What you should do: Your task is to work out how many lines in the data include the word "Course". Reply with the number alone.

┌─ Provided material

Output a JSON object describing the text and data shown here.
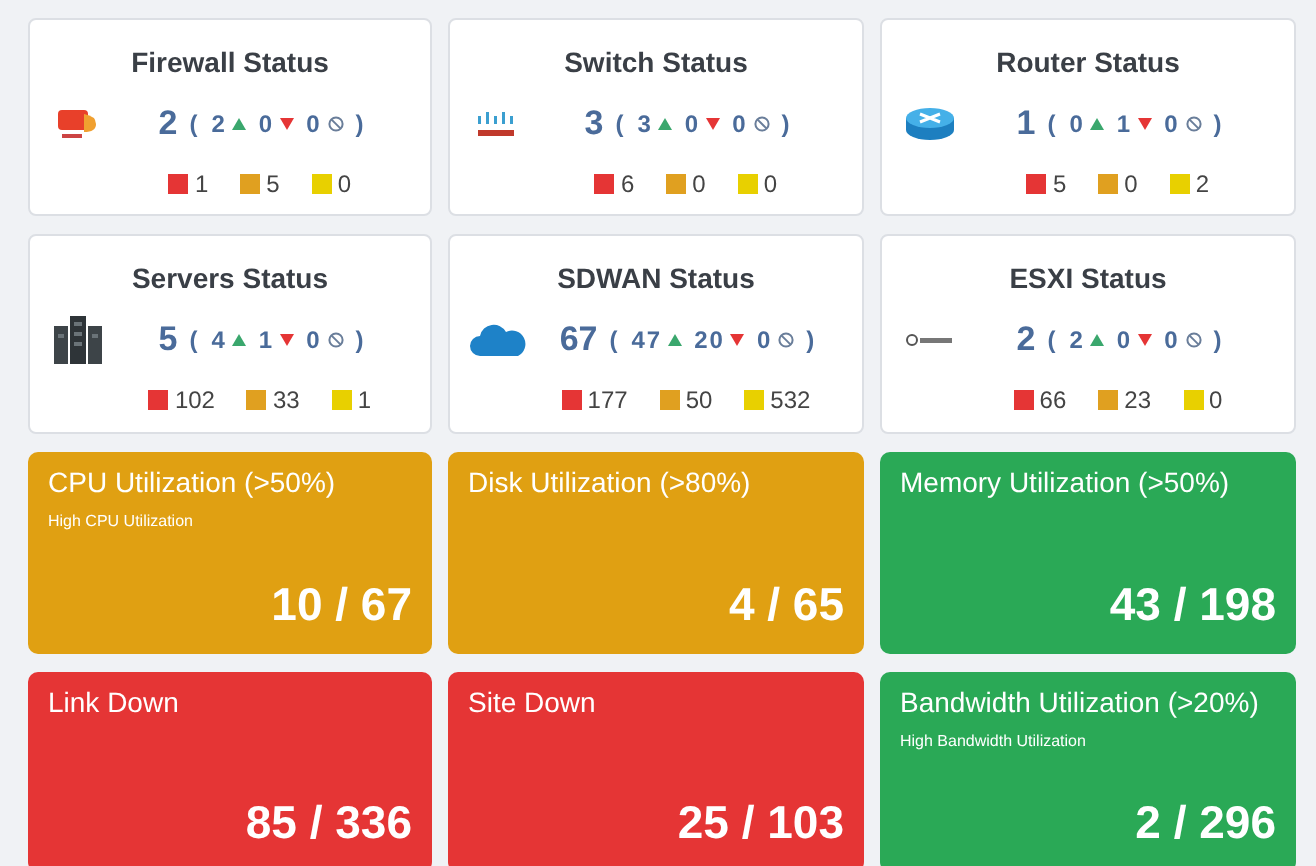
{
  "status_cards": [
    {
      "title": "Firewall Status",
      "kind": "firewall",
      "total": "2",
      "open": "(",
      "close": ")",
      "up": "2",
      "down": "0",
      "unknown": "0",
      "legend": [
        {
          "color": "#e53535",
          "count": "1"
        },
        {
          "color": "#e0a020",
          "count": "5"
        },
        {
          "color": "#e8d000",
          "count": "0"
        }
      ]
    },
    {
      "title": "Switch Status",
      "kind": "switch",
      "total": "3",
      "open": "(",
      "close": ")",
      "up": "3",
      "down": "0",
      "unknown": "0",
      "legend": [
        {
          "color": "#e53535",
          "count": "6"
        },
        {
          "color": "#e0a020",
          "count": "0"
        },
        {
          "color": "#e8d000",
          "count": "0"
        }
      ]
    },
    {
      "title": "Router Status",
      "kind": "router",
      "total": "1",
      "open": "(",
      "close": ")",
      "up": "0",
      "down": "1",
      "unknown": "0",
      "legend": [
        {
          "color": "#e53535",
          "count": "5"
        },
        {
          "color": "#e0a020",
          "count": "0"
        },
        {
          "color": "#e8d000",
          "count": "2"
        }
      ]
    },
    {
      "title": "Servers Status",
      "kind": "server",
      "total": "5",
      "open": "(",
      "close": ")",
      "up": "4",
      "down": "1",
      "unknown": "0",
      "legend": [
        {
          "color": "#e53535",
          "count": "102"
        },
        {
          "color": "#e0a020",
          "count": "33"
        },
        {
          "color": "#e8d000",
          "count": "1"
        }
      ]
    },
    {
      "title": "SDWAN Status",
      "kind": "cloud",
      "total": "67",
      "open": "(",
      "close": ")",
      "up": "47",
      "down": "20",
      "unknown": "0",
      "legend": [
        {
          "color": "#e53535",
          "count": "177"
        },
        {
          "color": "#e0a020",
          "count": "50"
        },
        {
          "color": "#e8d000",
          "count": "532"
        }
      ]
    },
    {
      "title": "ESXI Status",
      "kind": "vm",
      "total": "2",
      "open": "(",
      "close": ")",
      "up": "2",
      "down": "0",
      "unknown": "0",
      "legend": [
        {
          "color": "#e53535",
          "count": "66"
        },
        {
          "color": "#e0a020",
          "count": "23"
        },
        {
          "color": "#e8d000",
          "count": "0"
        }
      ]
    }
  ],
  "tiles": [
    {
      "title": "CPU Utilization (>50%)",
      "subtitle": "High CPU Utilization",
      "value": "10 / 67",
      "color": "#e0a012"
    },
    {
      "title": "Disk Utilization (>80%)",
      "value": "4 / 65",
      "color": "#e0a012"
    },
    {
      "title": "Memory Utilization (>50%)",
      "value": "43 / 198",
      "color": "#2aa956"
    },
    {
      "title": "Link Down",
      "value": "85 / 336",
      "color": "#e53535"
    },
    {
      "title": "Site Down",
      "value": "25 / 103",
      "color": "#e53535"
    },
    {
      "title": "Bandwidth Utilization (>20%)",
      "subtitle": "High Bandwidth Utilization",
      "value": "2 / 296",
      "color": "#2aa956"
    }
  ]
}
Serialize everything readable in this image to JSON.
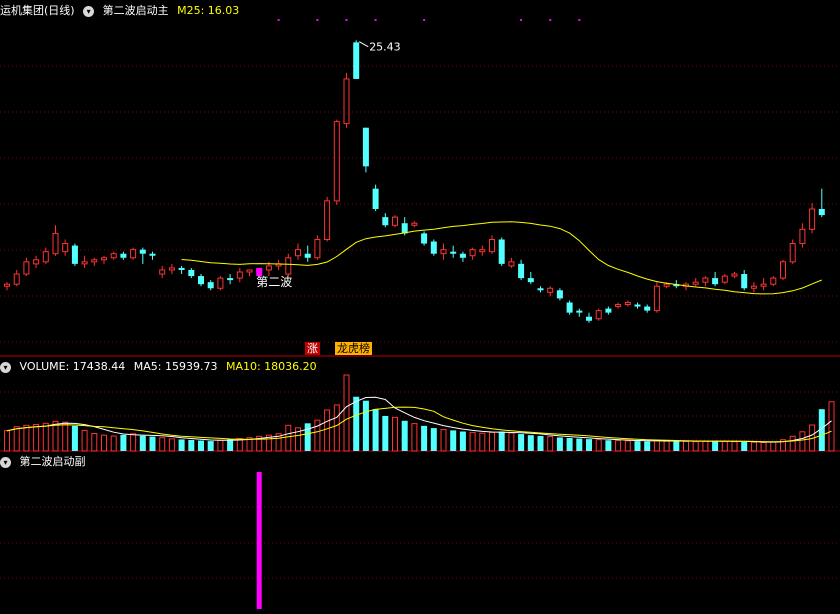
{
  "main_panel": {
    "title": "运机集团(日线)",
    "indicator_name": "第二波启动主",
    "ma_label": "M25: 16.03",
    "annotation": "第二波",
    "peak_label": "25.43"
  },
  "tags": {
    "rise": "涨",
    "dragon_tiger": "龙虎榜"
  },
  "volume_panel": {
    "volume_label": "VOLUME: 17438.44",
    "ma5_label": "MA5: 15939.73",
    "ma10_label": "MA10: 18036.20"
  },
  "sub_panel": {
    "indicator_name": "第二波启动副"
  },
  "colors": {
    "up": "#ff3232",
    "down": "#54ffff",
    "ma25": "#ffff00",
    "ma5": "#ffffff",
    "ma10": "#ffff00",
    "signal": "#ff00ff",
    "grid": "#800000",
    "label": "#ffffff"
  },
  "chart_data": [
    {
      "type": "candlestick",
      "title": "运机集团(日线)",
      "series": [
        {
          "name": "K线",
          "ohlc": [
            [
              13.4,
              13.6,
              13.2,
              13.5
            ],
            [
              13.5,
              14.2,
              13.4,
              14.0
            ],
            [
              14.0,
              14.8,
              13.9,
              14.6
            ],
            [
              14.5,
              14.9,
              14.3,
              14.7
            ],
            [
              14.6,
              15.3,
              14.5,
              15.1
            ],
            [
              15.0,
              16.4,
              14.9,
              16.0
            ],
            [
              15.1,
              15.7,
              14.9,
              15.5
            ],
            [
              15.4,
              15.5,
              14.4,
              14.5
            ],
            [
              14.5,
              14.9,
              14.3,
              14.6
            ],
            [
              14.6,
              14.8,
              14.4,
              14.7
            ],
            [
              14.7,
              14.9,
              14.5,
              14.8
            ],
            [
              14.8,
              15.1,
              14.7,
              15.0
            ],
            [
              15.0,
              15.1,
              14.7,
              14.8
            ],
            [
              14.8,
              15.3,
              14.7,
              15.2
            ],
            [
              15.2,
              15.3,
              14.5,
              15.0
            ],
            [
              15.0,
              15.1,
              14.7,
              14.9
            ],
            [
              14.0,
              14.4,
              13.8,
              14.2
            ],
            [
              14.2,
              14.5,
              14.0,
              14.3
            ],
            [
              14.3,
              14.4,
              14.0,
              14.2
            ],
            [
              14.2,
              14.3,
              13.8,
              13.9
            ],
            [
              13.9,
              14.0,
              13.4,
              13.5
            ],
            [
              13.6,
              13.7,
              13.2,
              13.3
            ],
            [
              13.3,
              13.9,
              13.2,
              13.8
            ],
            [
              13.8,
              14.0,
              13.5,
              13.7
            ],
            [
              13.8,
              14.3,
              13.6,
              14.1
            ],
            [
              14.1,
              14.2,
              13.9,
              14.2
            ],
            [
              14.1,
              14.3,
              13.9,
              14.2
            ],
            [
              14.2,
              14.6,
              13.9,
              14.4
            ],
            [
              14.4,
              14.7,
              14.2,
              14.5
            ],
            [
              14.0,
              15.0,
              13.9,
              14.8
            ],
            [
              14.9,
              15.5,
              14.7,
              15.2
            ],
            [
              15.0,
              15.4,
              14.6,
              14.8
            ],
            [
              14.8,
              15.9,
              14.7,
              15.7
            ],
            [
              15.7,
              17.8,
              15.6,
              17.6
            ],
            [
              17.6,
              21.6,
              17.4,
              21.5
            ],
            [
              21.4,
              23.9,
              21.2,
              23.6
            ],
            [
              25.4,
              25.5,
              23.6,
              23.6
            ],
            [
              21.2,
              21.2,
              19.0,
              19.3
            ],
            [
              18.2,
              18.4,
              17.1,
              17.2
            ],
            [
              16.8,
              17.0,
              16.3,
              16.4
            ],
            [
              16.4,
              16.9,
              16.3,
              16.8
            ],
            [
              16.5,
              16.8,
              15.9,
              16.0
            ],
            [
              16.4,
              16.6,
              16.3,
              16.5
            ],
            [
              16.0,
              16.1,
              15.4,
              15.5
            ],
            [
              15.6,
              15.7,
              14.9,
              15.0
            ],
            [
              15.0,
              15.5,
              14.7,
              15.2
            ],
            [
              15.1,
              15.4,
              14.8,
              15.0
            ],
            [
              15.0,
              15.1,
              14.6,
              14.8
            ],
            [
              14.9,
              15.3,
              14.7,
              15.2
            ],
            [
              15.1,
              15.4,
              14.9,
              15.2
            ],
            [
              15.1,
              15.9,
              15.0,
              15.7
            ],
            [
              15.7,
              15.8,
              14.4,
              14.5
            ],
            [
              14.4,
              14.8,
              14.3,
              14.6
            ],
            [
              14.5,
              14.7,
              13.7,
              13.8
            ],
            [
              13.8,
              14.1,
              13.5,
              13.6
            ],
            [
              13.3,
              13.4,
              13.1,
              13.2
            ],
            [
              13.1,
              13.4,
              12.9,
              13.3
            ],
            [
              13.2,
              13.3,
              12.7,
              12.8
            ],
            [
              12.6,
              12.7,
              12.0,
              12.1
            ],
            [
              12.2,
              12.3,
              11.9,
              12.1
            ],
            [
              11.9,
              12.1,
              11.6,
              11.7
            ],
            [
              11.8,
              12.3,
              11.7,
              12.2
            ],
            [
              12.3,
              12.4,
              12.0,
              12.1
            ],
            [
              12.4,
              12.6,
              12.3,
              12.5
            ],
            [
              12.5,
              12.7,
              12.4,
              12.6
            ],
            [
              12.5,
              12.6,
              12.3,
              12.4
            ],
            [
              12.4,
              12.5,
              12.1,
              12.2
            ],
            [
              12.2,
              13.6,
              12.1,
              13.4
            ],
            [
              13.4,
              13.6,
              13.3,
              13.5
            ],
            [
              13.5,
              13.7,
              13.3,
              13.4
            ],
            [
              13.4,
              13.6,
              13.2,
              13.5
            ],
            [
              13.5,
              13.8,
              13.4,
              13.6
            ],
            [
              13.6,
              13.9,
              13.4,
              13.8
            ],
            [
              13.8,
              14.1,
              13.4,
              13.5
            ],
            [
              13.6,
              14.0,
              13.5,
              13.9
            ],
            [
              13.9,
              14.1,
              13.8,
              14.0
            ],
            [
              14.0,
              14.2,
              13.2,
              13.3
            ],
            [
              13.3,
              13.6,
              13.1,
              13.4
            ],
            [
              13.4,
              13.8,
              13.2,
              13.5
            ],
            [
              13.5,
              13.9,
              13.4,
              13.8
            ],
            [
              13.8,
              14.7,
              13.7,
              14.6
            ],
            [
              14.6,
              15.7,
              14.5,
              15.5
            ],
            [
              15.5,
              16.5,
              15.3,
              16.2
            ],
            [
              16.2,
              17.5,
              16.0,
              17.2
            ],
            [
              17.2,
              18.2,
              16.8,
              16.9
            ]
          ]
        },
        {
          "name": "M25",
          "last": 16.03
        }
      ],
      "peak_value": 25.43,
      "ylim": [
        11.0,
        26.5
      ],
      "grid": true
    },
    {
      "type": "bar",
      "title": "VOLUME",
      "series": [
        {
          "name": "VOLUME",
          "values": [
            7200,
            8600,
            9100,
            9400,
            9800,
            10500,
            10200,
            8900,
            7300,
            6200,
            5600,
            5300,
            5700,
            6100,
            5400,
            5100,
            4700,
            4300,
            4100,
            3900,
            3700,
            3500,
            3800,
            4100,
            4400,
            4700,
            5200,
            5600,
            6100,
            9100,
            8200,
            9800,
            10900,
            14500,
            16300,
            26900,
            19200,
            17800,
            14800,
            12400,
            11900,
            10700,
            9700,
            8900,
            8100,
            7600,
            7300,
            6900,
            6500,
            6300,
            6600,
            6900,
            6400,
            6000,
            5600,
            5300,
            5100,
            4800,
            4600,
            4400,
            4200,
            4000,
            3800,
            3700,
            3600,
            3500,
            3400,
            3700,
            3500,
            3600,
            3400,
            3300,
            3500,
            3600,
            3400,
            3300,
            3200,
            3100,
            3000,
            3200,
            4000,
            5200,
            6800,
            9200,
            14800,
            17438.44
          ]
        },
        {
          "name": "MA5",
          "last": 15939.73
        },
        {
          "name": "MA10",
          "last": 18036.2
        }
      ],
      "grid": true
    },
    {
      "type": "bar",
      "title": "第二波启动副",
      "series": [
        {
          "name": "第二波启动副",
          "signal_index": 30,
          "values": [
            1
          ]
        }
      ],
      "grid": true
    }
  ]
}
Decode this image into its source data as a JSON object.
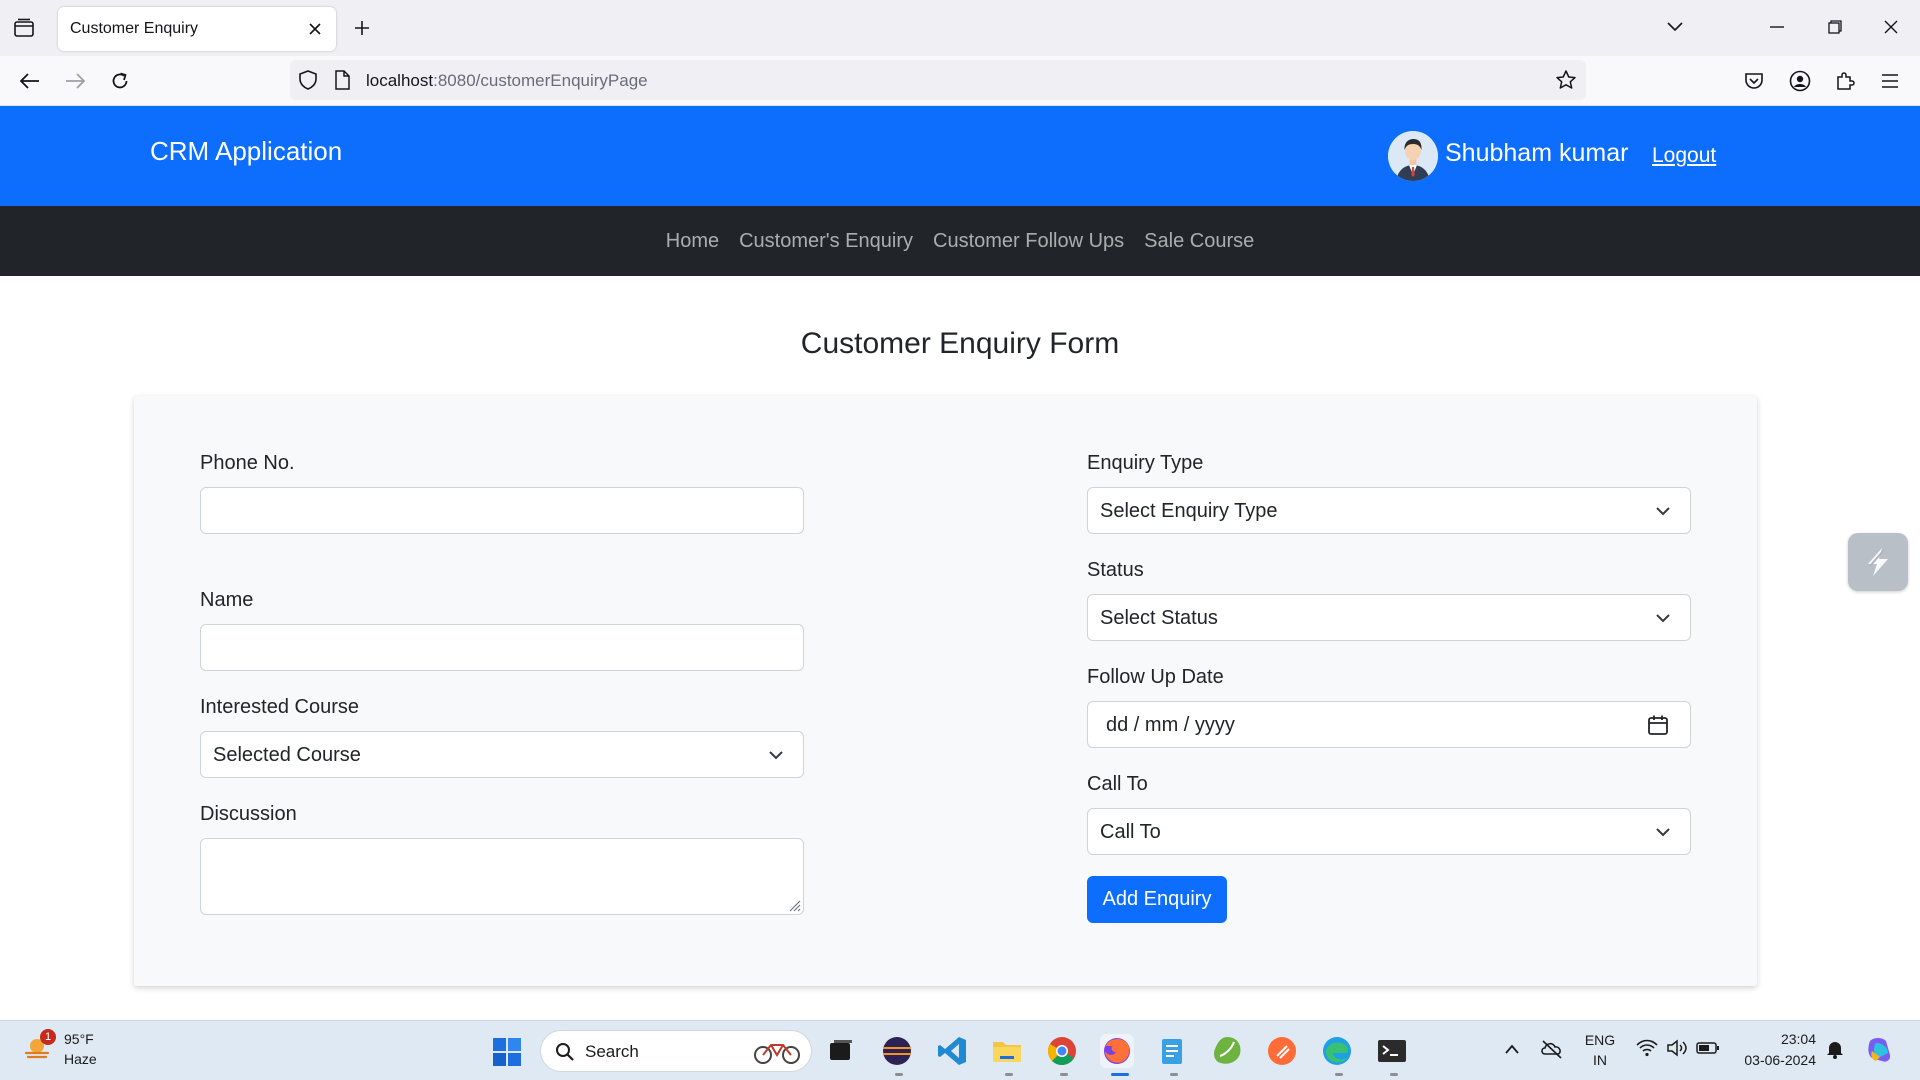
{
  "browser": {
    "tab_title": "Customer Enquiry",
    "url_host": "localhost",
    "url_rest": ":8080/customerEnquiryPage"
  },
  "header": {
    "brand": "CRM Application",
    "username": "Shubham kumar",
    "logout": "Logout",
    "accent_color": "#0d6efd"
  },
  "menu": {
    "items": [
      "Home",
      "Customer's Enquiry",
      "Customer Follow Ups",
      "Sale Course"
    ]
  },
  "form": {
    "title": "Customer Enquiry Form",
    "phone_label": "Phone No.",
    "phone_value": "",
    "name_label": "Name",
    "name_value": "",
    "course_label": "Interested Course",
    "course_value": "Selected Course",
    "discussion_label": "Discussion",
    "discussion_value": "",
    "enquiry_type_label": "Enquiry Type",
    "enquiry_type_value": "Select Enquiry Type",
    "status_label": "Status",
    "status_value": "Select Status",
    "followup_label": "Follow Up Date",
    "followup_placeholder": "dd / mm / yyyy",
    "callto_label": "Call To",
    "callto_value": "Call To",
    "submit_label": "Add Enquiry"
  },
  "taskbar": {
    "weather_temp": "95°F",
    "weather_cond": "Haze",
    "weather_badge": "1",
    "search_label": "Search",
    "lang_top": "ENG",
    "lang_bottom": "IN",
    "time": "23:04",
    "date": "03-06-2024"
  }
}
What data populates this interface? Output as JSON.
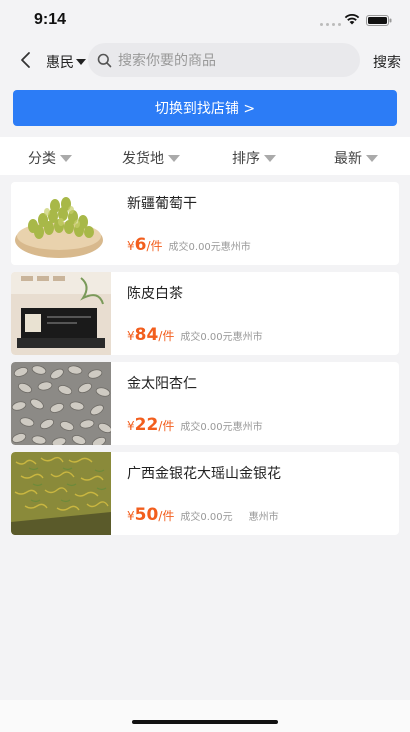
{
  "status": {
    "time": "9:14"
  },
  "header": {
    "city": "惠民",
    "search_placeholder": "搜索你要的商品",
    "search_label": "搜索"
  },
  "switch_button": "切换到找店铺 >",
  "filters": [
    {
      "label": "分类"
    },
    {
      "label": "发货地"
    },
    {
      "label": "排序"
    },
    {
      "label": "最新"
    }
  ],
  "products": [
    {
      "name": "新疆葡萄干",
      "currency": "¥",
      "price": "6",
      "unit": "/件",
      "sold": "成交0.00元",
      "location": "惠州市"
    },
    {
      "name": "陈皮白茶",
      "currency": "¥",
      "price": "84",
      "unit": "/件",
      "sold": "成交0.00元",
      "location": "惠州市"
    },
    {
      "name": "金太阳杏仁",
      "currency": "¥",
      "price": "22",
      "unit": "/件",
      "sold": "成交0.00元",
      "location": "惠州市"
    },
    {
      "name": "广西金银花大瑶山金银花",
      "currency": "¥",
      "price": "50",
      "unit": "/件",
      "sold": "成交0.00元",
      "location": "惠州市"
    }
  ],
  "icons": {
    "back": "chevron-left-icon",
    "search": "search-icon",
    "dropdown": "triangle-down-icon"
  },
  "colors": {
    "accent": "#2c7cf6",
    "price": "#f25e1d"
  }
}
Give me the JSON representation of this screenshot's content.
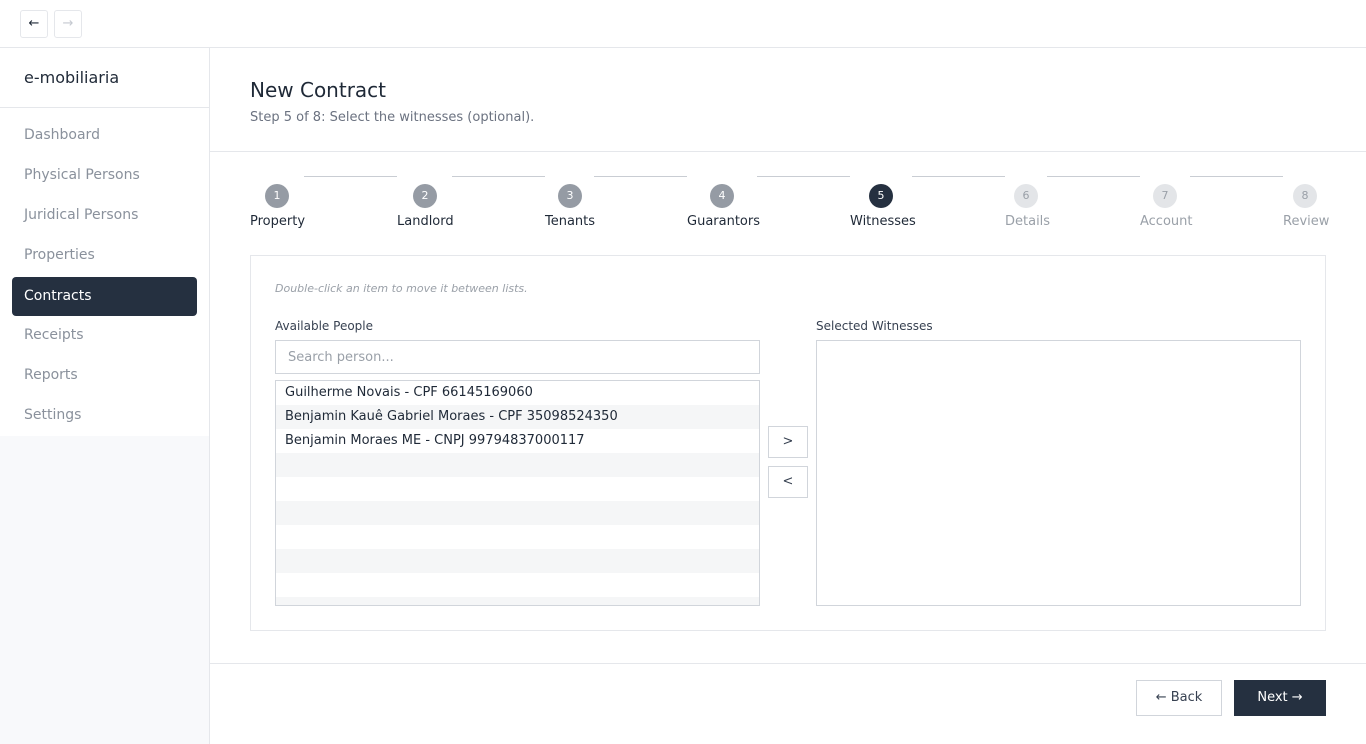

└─

Final answer: 3